    Two apparent drivers….
    1. Massive taxpayer funded state & local business services development ‘make work jobs’ in Ipswich
    2. And not far away.. the USQ Ipswich & Springfield campuses.

    2017 – Ipswich’s international education market grew by 39.2 per cent with most of Ipswich’s international student enrolments coming from China and India.
    Nearly 40% growth.
    Yep. USQ even got a government grant to boost their third world agent procurer advertising, offshore collector intakes.

    “IT student Ariful Hasan just arrived from Bangladesh, USQ welcomes students from all over the world!”

    USQ international enrolments projected to 4000 students across the university for 2017, Mr Hasan is one of more than 600 new overseas students to commence study at USQ this semester.”

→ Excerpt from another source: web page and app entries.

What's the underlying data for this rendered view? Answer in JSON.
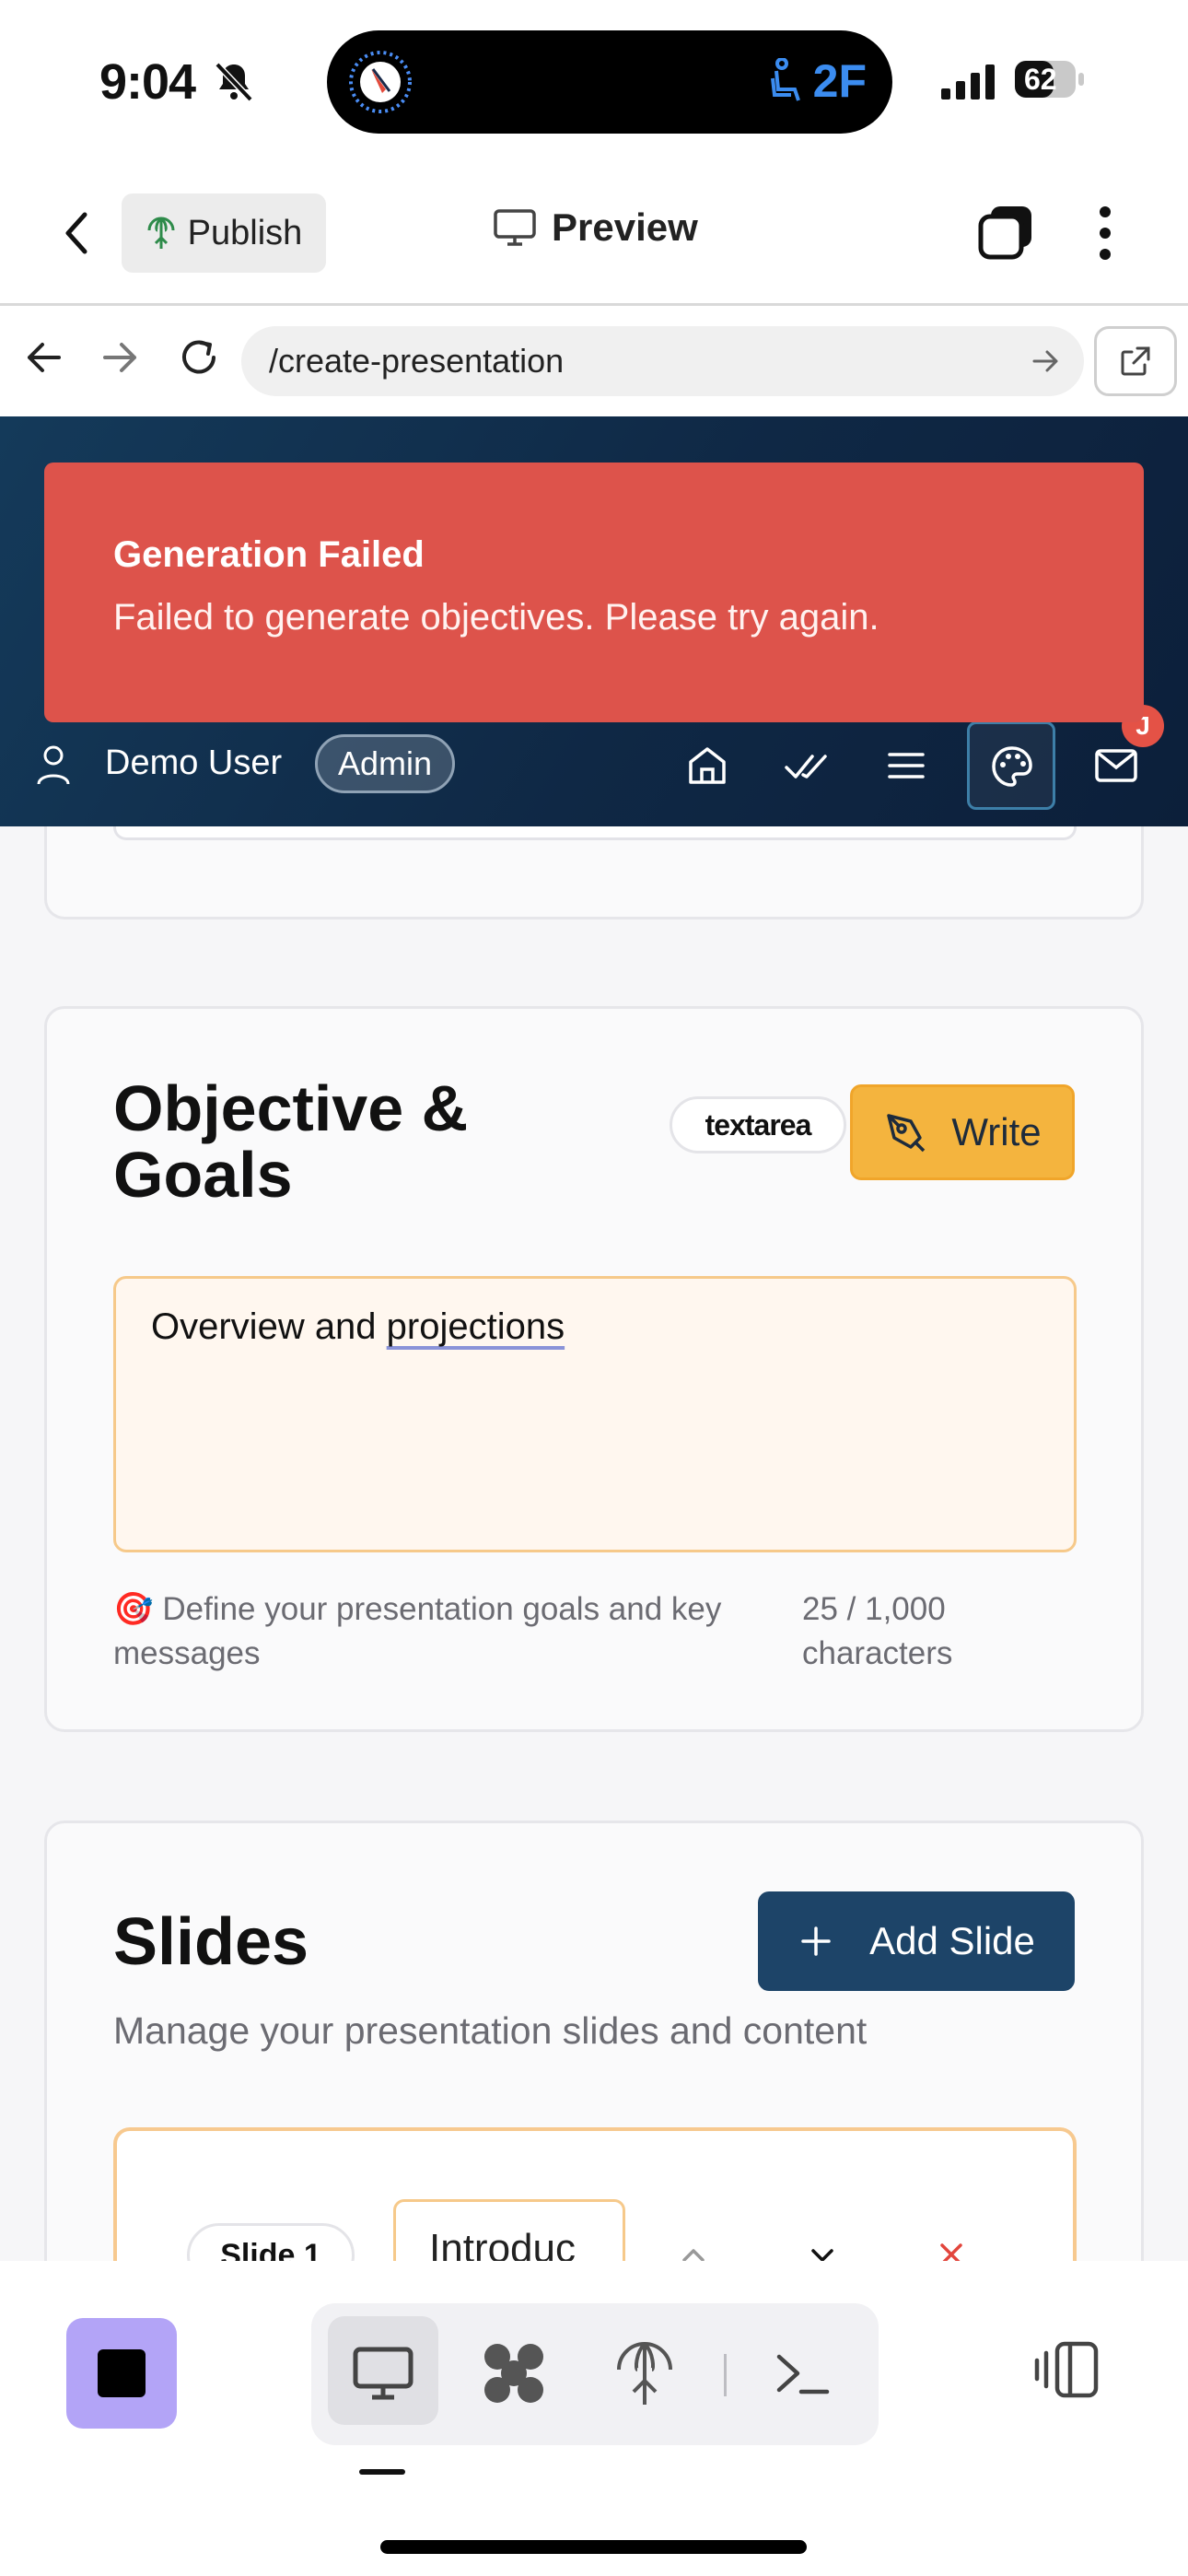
{
  "status_bar": {
    "time": "9:04",
    "island_seat": "2F",
    "battery": "62"
  },
  "app_header": {
    "publish_label": "Publish",
    "preview_label": "Preview"
  },
  "browser": {
    "url": "/create-presentation"
  },
  "toast": {
    "title": "Generation Failed",
    "message": "Failed to generate objectives. Please try again."
  },
  "user_bar": {
    "user_name": "Demo User",
    "role_badge": "Admin",
    "notification_badge": "J"
  },
  "objective_section": {
    "title": "Objective & Goals",
    "type_badge": "textarea",
    "write_label": "Write",
    "value": "Overview and projections",
    "helper_emoji": "🎯",
    "helper": "Define your presentation goals and key messages",
    "char_count": "25 / 1,000 characters"
  },
  "slides_section": {
    "title": "Slides",
    "add_label": "Add Slide",
    "subtitle": "Manage your presentation slides and content",
    "items": [
      {
        "number_label": "Slide 1",
        "title_value": "Introduc"
      }
    ]
  },
  "colors": {
    "toast_bg": "#dd534b",
    "nav_band": "#0f2845",
    "write_button": "#f4b43e",
    "add_slide_button": "#1d4468",
    "stop_button": "#b3a4f7"
  }
}
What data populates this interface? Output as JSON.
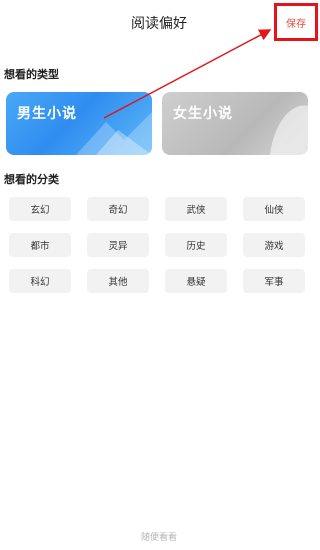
{
  "header": {
    "title": "阅读偏好",
    "save_label": "保存"
  },
  "sections": {
    "types_title": "想看的类型",
    "categories_title": "想看的分类"
  },
  "types": [
    {
      "label": "男生小说",
      "selected": true
    },
    {
      "label": "女生小说",
      "selected": false
    }
  ],
  "categories": [
    "玄幻",
    "奇幻",
    "武侠",
    "仙侠",
    "都市",
    "灵异",
    "历史",
    "游戏",
    "科幻",
    "其他",
    "悬疑",
    "军事"
  ],
  "footer": {
    "browse_label": "随便看看"
  },
  "colors": {
    "annotation_red": "#e3141b",
    "save_text": "#e54b3c",
    "male_card": "#2f8df0",
    "female_card": "#bdbdbd"
  }
}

    Why exactly would Mr Hasan come to Australia to study IT? It’s free in Bangladesh in their government high schools & intermediate college level for a $1.50 a week fee & even free online for more advanced training. All in English, most of it stolen or licence keys broken.
    The Internet there is a fraction of cost here. There is a thriving industry and much bigger market in IT services (onshore or offshore) for any Bangladeshi student to learn faster and far more comprehensively than in Australia.

    If Ariful Hasan or those other USQ 4,000 Chinese or Indian & other foreign students (and on a national ratio say additional 800 or so ‘partners’ on secondary visas not enrolled but with full work rights)…

    If they all had no work rights & had to pay all their fees up front, plus have their funds & work / income activity checked each month by the local police chief (eg China or Bangladesh) – would they be here?

    Probably not.

    Maybe that’s what the indigenous activists should be protesting about.

    The migrant intake seeking low cost high density housing near a visa alibi and government funded make work jobs they can work illegally in – because that’s a root cause driver & underlying nutrient in why this development is being built.

    Not the developers who are just cashing in to that need.


    They need to take care when they put the swimming pools in.

    Poltergeist movie – pool scene.

    (Real skeletons apparently)